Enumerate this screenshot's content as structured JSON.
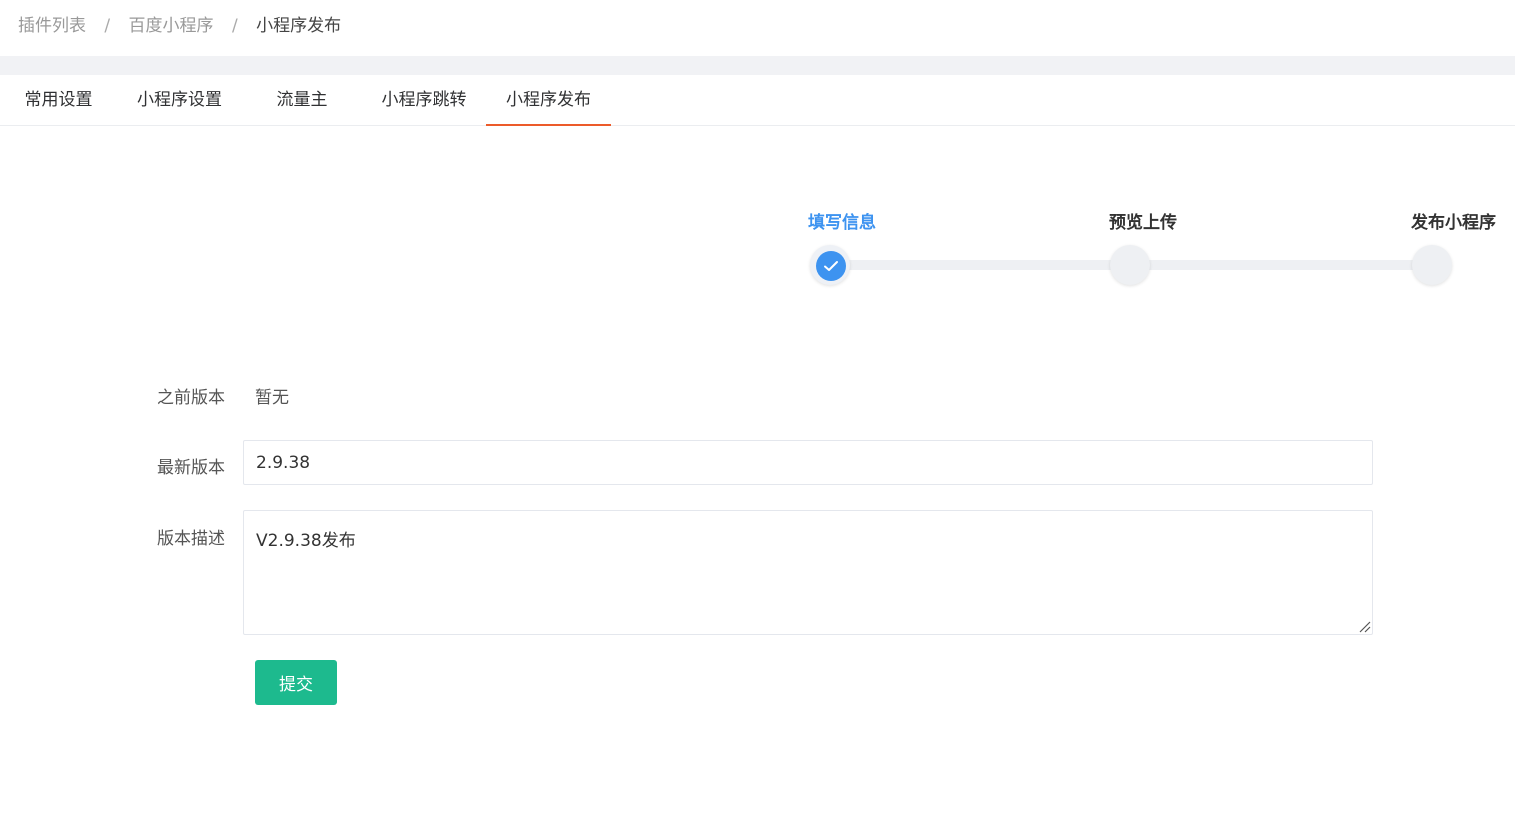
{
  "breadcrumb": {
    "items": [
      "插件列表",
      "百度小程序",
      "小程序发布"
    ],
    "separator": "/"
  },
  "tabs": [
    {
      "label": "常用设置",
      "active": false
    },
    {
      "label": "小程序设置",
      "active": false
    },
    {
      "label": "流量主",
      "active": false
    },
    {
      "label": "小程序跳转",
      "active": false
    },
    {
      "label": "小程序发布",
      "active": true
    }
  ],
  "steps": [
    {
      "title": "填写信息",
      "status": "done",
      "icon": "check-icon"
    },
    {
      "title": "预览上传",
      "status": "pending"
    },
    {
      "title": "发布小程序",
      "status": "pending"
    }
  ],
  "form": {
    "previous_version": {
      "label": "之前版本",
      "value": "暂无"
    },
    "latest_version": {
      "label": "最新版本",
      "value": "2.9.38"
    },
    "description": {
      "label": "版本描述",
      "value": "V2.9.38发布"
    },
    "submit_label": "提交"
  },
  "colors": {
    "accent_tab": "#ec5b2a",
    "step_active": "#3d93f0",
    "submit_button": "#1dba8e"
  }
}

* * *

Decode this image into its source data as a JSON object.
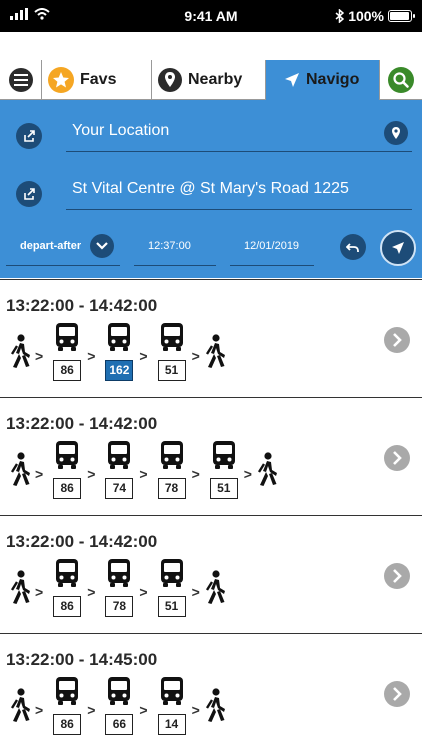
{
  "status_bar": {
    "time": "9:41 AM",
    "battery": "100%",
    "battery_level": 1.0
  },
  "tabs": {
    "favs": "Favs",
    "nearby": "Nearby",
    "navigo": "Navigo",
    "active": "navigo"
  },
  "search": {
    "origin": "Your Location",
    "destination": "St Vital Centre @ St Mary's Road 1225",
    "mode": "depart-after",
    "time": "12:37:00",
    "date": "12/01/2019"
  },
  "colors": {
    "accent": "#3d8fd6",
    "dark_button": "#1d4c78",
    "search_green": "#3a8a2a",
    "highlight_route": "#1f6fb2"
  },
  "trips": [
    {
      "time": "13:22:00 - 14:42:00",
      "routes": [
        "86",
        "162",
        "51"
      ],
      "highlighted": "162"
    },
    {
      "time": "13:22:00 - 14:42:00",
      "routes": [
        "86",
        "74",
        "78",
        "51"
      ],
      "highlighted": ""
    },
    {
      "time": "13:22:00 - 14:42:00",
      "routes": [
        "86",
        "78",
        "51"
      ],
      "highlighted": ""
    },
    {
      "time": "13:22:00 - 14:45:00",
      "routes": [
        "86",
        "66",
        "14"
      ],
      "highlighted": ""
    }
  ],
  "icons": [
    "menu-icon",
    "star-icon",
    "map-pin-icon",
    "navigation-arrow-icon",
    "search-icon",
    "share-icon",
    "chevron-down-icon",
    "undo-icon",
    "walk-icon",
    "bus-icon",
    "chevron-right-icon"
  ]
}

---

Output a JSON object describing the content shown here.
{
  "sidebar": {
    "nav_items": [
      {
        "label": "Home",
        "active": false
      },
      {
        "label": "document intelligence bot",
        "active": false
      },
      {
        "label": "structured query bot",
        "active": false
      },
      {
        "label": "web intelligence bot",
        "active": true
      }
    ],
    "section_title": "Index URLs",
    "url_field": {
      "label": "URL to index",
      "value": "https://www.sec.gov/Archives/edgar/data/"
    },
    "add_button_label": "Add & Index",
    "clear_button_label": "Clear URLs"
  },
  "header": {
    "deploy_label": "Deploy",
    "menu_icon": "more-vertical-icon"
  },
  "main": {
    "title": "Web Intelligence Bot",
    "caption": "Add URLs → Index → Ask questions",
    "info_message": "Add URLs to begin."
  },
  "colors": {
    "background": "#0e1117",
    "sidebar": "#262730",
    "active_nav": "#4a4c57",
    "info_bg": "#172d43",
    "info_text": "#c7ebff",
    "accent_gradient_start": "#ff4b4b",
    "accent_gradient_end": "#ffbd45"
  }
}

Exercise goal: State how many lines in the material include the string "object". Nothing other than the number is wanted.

Task result: 2